(Records drawn from a dataset)
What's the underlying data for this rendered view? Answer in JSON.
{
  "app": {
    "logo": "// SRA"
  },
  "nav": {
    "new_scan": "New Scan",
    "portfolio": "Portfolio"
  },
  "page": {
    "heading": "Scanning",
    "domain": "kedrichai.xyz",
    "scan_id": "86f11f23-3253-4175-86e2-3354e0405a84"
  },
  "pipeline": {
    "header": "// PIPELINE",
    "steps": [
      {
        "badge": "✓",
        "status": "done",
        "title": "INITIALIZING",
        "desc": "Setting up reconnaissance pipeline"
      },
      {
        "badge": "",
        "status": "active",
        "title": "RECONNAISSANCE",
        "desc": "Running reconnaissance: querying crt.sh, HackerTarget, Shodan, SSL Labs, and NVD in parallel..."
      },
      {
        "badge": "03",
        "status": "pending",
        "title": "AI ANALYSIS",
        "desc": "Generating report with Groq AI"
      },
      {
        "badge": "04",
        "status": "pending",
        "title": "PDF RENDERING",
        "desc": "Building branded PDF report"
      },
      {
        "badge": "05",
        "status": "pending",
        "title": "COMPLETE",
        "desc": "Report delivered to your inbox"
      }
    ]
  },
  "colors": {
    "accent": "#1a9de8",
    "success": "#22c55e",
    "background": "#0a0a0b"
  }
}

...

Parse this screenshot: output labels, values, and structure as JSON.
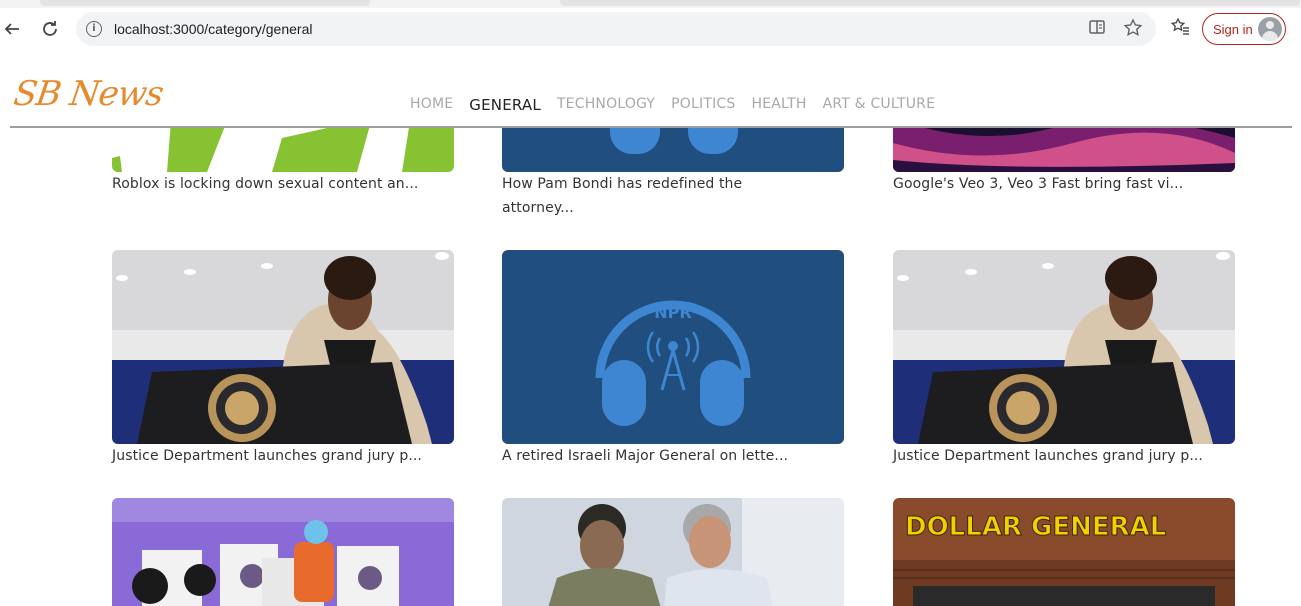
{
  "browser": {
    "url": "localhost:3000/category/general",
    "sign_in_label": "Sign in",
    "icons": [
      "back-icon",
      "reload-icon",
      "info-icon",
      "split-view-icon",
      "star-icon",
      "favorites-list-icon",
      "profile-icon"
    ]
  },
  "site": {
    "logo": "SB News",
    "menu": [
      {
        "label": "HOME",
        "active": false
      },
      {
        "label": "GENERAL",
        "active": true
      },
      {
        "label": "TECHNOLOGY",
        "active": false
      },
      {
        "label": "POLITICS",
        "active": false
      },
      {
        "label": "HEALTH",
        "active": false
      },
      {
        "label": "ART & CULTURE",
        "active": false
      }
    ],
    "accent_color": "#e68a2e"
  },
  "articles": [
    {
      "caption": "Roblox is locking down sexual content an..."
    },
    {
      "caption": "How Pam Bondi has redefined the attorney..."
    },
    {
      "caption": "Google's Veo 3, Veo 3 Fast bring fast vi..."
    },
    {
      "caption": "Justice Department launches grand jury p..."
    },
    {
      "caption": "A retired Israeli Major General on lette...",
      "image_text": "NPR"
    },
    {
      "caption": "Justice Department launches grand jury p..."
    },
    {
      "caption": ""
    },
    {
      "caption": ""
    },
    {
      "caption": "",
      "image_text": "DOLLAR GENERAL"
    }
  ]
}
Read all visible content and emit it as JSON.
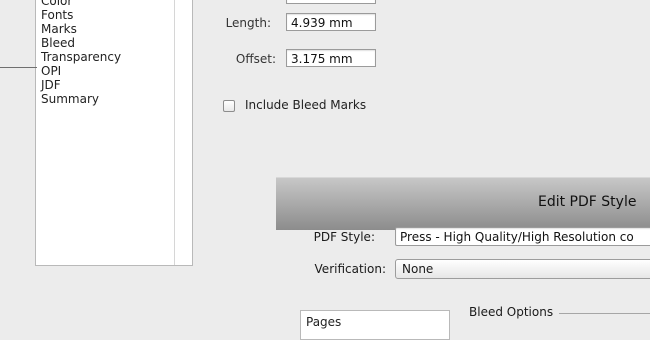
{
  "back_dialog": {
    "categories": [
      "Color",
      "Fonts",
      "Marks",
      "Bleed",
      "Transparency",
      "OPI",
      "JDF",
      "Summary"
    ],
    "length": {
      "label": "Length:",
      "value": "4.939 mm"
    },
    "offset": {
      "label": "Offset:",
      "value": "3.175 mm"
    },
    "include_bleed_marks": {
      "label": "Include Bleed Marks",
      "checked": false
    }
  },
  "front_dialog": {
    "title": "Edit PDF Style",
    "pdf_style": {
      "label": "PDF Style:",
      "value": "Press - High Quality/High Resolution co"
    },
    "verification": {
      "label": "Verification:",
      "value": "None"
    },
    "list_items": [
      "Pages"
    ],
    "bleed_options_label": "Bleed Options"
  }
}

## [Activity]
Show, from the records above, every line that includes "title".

## [Result of the exercise]
        "title": "INITIALIZING",
        "title": "RECONNAISSANCE",
        "title": "AI ANALYSIS",
        "title": "PDF RENDERING",
        "title": "COMPLETE",
    "title": "Edit PDF Style",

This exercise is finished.